Top Ten Adventures in the American Southwest - Page 2
Page 2 of 2
Yucca Plants dot White Sands National Monument, New Mexico
White Sands National Monument in New Mexico looks like a coastal scene, rather than a piece of the Southwest.  (iStockphoto)

5. Mountain Bike Moab, Utah
Blessed with nests of singletrack, rugged dirt roads, and stunning desert scenery, Moab is a mountain biker’s paradise. And the consummate Moab experience is undoubtedly biking the Whole Enchilada. A series of linked trails, the 25-mile-plus route climbs 1,000 feet through the La Sal Mountains, then descends an adrenaline-spiking 7,000 vertical feet. Pedal rocky technical sections and buffed singletrack through conifer forests, high-alpine meadows, and piñon-dotted desert on your way to a shimmering reward: the sparkling Colorado River far below.

Planning: Poison Spider Bicycles offers shuttle service to the top of the Whole Enchilada. The Moab Area Travel Council has information on lodging, food, and other activities.

4. Kayak Lake Powell, Utah
In the middle of the desert, Lake Powell offers an improbable oasis with some 2,000 miles of shoreline. Many visitors cruise in houseboats, but the best way to see the intricate little slot canyons and hidden corners of the lake is by kayak. Rent a boat in Page, Arizona, then paddle to canyons like Labyrinth and Face or to Rainbow Bridge, a natural stone arch that was once reachable only by an arduous horseback ride. Much of the quiet magnificence of the canyons is best experienced while stationary, however. After an afternoon hike to see views of the lake, float in the water or fall asleep in silence on sun-warmed shores.

Planning: Page, Arizona-based Kayak Powell rents kayaks and stand-up paddleboards. The outfitter also offers guided half-day and multi-day tours.

3. Hike to Ancient Ruins in Chaco Culture National Historical Park, New Mexico
Dry, wind-scoured Chaco Canyon, in northwestern New Mexico, seems like a downright impractical spot for a metropolis. But between the years 850 and 1250, Native Americans built a center of trade and ceremony that was the ancient equivalent of New York City. The reasons why the Chacoans chose this spot remain mysterious, but hiking to some of the ruins of their elaborate stone-and-mortar buildings, such as Pueblo Alto, invites pleasant debate—and awe. Another mystery?
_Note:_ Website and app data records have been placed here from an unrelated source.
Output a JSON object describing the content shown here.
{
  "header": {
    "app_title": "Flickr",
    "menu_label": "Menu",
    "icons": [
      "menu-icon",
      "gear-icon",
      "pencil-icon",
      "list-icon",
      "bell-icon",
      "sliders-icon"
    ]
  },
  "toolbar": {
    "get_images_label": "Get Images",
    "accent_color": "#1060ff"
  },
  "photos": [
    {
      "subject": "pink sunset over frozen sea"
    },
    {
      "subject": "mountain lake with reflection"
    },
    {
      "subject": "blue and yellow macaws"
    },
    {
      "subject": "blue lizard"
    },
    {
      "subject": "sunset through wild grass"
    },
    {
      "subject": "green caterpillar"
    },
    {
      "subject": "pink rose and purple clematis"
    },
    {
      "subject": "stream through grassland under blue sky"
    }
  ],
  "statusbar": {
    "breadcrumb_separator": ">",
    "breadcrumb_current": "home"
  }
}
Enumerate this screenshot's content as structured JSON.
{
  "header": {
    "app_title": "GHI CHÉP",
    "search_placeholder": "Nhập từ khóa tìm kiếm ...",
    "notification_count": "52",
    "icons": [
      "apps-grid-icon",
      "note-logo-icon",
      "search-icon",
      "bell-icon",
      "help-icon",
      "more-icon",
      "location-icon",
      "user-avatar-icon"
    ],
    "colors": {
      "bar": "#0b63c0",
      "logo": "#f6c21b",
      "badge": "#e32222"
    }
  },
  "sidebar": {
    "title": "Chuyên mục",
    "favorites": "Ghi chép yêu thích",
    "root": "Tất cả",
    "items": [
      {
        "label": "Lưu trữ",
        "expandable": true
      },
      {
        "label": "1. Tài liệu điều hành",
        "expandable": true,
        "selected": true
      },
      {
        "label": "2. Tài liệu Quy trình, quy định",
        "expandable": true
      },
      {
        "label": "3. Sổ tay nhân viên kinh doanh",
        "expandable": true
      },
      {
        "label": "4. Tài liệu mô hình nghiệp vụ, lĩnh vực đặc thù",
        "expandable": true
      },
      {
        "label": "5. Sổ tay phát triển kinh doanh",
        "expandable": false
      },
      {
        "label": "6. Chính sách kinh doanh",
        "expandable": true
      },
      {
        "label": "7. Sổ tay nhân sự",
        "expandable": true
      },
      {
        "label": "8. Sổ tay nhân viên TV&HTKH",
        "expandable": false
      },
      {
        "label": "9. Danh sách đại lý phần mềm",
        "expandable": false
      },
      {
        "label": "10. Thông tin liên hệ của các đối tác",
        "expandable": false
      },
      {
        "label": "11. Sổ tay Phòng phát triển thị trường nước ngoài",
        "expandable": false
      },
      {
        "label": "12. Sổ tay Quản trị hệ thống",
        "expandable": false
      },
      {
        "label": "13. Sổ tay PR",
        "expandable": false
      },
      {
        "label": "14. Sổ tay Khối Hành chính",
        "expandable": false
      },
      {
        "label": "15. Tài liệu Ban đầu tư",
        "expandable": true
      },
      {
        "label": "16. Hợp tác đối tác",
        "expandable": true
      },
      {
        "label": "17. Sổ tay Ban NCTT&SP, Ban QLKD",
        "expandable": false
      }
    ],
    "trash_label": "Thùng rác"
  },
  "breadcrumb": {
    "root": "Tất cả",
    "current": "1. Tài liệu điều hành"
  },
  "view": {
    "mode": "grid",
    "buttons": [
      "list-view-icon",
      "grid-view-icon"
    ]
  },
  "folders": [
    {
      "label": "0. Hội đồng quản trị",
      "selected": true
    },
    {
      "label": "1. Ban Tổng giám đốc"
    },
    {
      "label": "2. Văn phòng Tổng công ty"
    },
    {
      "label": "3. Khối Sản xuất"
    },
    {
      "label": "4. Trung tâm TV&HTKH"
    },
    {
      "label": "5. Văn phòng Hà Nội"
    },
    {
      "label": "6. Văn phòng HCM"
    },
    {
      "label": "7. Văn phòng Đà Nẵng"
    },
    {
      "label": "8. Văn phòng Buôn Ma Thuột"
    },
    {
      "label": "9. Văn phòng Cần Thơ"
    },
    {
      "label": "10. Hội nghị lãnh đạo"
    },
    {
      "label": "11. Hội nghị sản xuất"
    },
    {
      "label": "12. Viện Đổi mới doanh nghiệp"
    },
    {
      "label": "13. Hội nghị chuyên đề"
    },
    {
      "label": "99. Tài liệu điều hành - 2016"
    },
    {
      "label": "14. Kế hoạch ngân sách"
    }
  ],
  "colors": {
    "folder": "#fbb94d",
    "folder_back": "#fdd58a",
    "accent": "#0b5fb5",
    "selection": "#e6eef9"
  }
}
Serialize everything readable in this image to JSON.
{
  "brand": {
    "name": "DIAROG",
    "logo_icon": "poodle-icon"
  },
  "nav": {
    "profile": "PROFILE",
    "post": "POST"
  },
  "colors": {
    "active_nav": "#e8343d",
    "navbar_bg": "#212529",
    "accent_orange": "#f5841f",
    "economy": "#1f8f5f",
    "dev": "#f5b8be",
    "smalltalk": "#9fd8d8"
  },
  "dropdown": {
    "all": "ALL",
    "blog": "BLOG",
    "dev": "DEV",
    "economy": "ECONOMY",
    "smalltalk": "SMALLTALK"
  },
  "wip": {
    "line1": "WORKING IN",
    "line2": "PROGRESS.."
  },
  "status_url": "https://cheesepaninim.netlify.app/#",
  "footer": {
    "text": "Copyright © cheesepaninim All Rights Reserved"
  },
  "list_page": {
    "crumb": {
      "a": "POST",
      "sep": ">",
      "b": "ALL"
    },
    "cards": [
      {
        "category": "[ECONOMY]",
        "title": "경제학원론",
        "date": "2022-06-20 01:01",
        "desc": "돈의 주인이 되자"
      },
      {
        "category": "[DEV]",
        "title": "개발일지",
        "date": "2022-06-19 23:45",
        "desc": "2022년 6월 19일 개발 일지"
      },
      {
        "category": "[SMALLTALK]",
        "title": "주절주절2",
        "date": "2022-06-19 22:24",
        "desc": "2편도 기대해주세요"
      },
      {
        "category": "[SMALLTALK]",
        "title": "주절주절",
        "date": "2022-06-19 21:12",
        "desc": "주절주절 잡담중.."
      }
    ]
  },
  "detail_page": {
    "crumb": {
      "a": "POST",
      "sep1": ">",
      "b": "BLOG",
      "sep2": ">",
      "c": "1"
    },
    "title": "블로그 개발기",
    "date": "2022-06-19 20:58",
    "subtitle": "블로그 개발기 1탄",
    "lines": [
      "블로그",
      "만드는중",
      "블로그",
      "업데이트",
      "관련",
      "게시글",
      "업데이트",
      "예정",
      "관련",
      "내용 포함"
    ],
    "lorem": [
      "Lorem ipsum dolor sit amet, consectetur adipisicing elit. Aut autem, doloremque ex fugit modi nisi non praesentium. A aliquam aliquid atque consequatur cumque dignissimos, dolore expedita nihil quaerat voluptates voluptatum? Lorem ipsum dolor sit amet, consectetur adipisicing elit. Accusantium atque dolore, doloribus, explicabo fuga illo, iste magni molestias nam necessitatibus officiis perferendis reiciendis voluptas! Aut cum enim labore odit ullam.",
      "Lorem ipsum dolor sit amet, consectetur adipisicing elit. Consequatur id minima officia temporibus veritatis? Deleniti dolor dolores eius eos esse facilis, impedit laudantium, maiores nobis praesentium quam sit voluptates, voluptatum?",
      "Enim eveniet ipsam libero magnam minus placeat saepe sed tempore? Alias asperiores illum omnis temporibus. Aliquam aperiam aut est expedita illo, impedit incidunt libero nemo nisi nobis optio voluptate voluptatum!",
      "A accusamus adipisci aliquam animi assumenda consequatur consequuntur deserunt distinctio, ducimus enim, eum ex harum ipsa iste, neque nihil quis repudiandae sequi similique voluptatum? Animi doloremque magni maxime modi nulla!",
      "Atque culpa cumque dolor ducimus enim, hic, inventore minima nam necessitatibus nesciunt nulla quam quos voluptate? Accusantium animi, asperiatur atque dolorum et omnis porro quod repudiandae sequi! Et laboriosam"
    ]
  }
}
Many of the Chacoan buildings had uncanny astrological alignments. Now, rangers offer talks on archaeoastronomy and viewings in the park’s observatory several times each week.

Planning: Chaco Culture National Historical Park is located 13 miles down a rugged dirt road unfriendly to buses and RVs. A campground is available for visitors who wish to spend the night.  

2. Camp in White Sands National Monument, New Mexico
Visiting White Sands National Monument is almost like stepping into a Georgia O’Keeffe painting. Standing in the middle of this 275-square-mile field of white gypsum sand—the largest in the world—the landscape turns gorgeously simple, with nothing but sand, sky, and distant mountains. By day, buy a sled at the park gift shop to race down the dunes and hike the 4.6-mile Alkali Flat Trail. (If you’re lucky, you just might spot one of the park’s rare indigenous white animals, like the Apache pocket mouse or the bleached earless lizard.) Come evening, camp at a backcountry site and watch as the sky turns violet and the stars blink into view.

Planning: White Sands National Monument sells backcountry camping permits on a first-come, first-served basis.

1. Road Bike the Enchanted Circle, Taos
Circling New Mexico’s highest peak, the 84-mile Enchanted Circle Scenic Byway is a mouthwatering buffet of the state’s most impressive scenery. Starting in Taos a nest of tiny alleys lined with adobe houses, pedal a counter-clockwise loop on highways 64, 38, and 522. Along the way, cyclists stop in Red River, a recreation hub; the artist community of Arroyo Seco; and an Old West ghost town called Elizabethtown. But the draw is mainly the scenery itself: Along the way, there are forests of ponderosa, spruce, and aspen, wildflower meadows, sweeping high desert, and vistas of the Sangre de Cristo Mountains.

Planning: The Federal Highway Administration publishes information about scenic byways through the National Scenic Byways program. The Enchanted Circle Marketing Coop also offers directions and information on the byway.

Page 2 of 2


Sign up to Away's Travel Insider

Preview newsletter »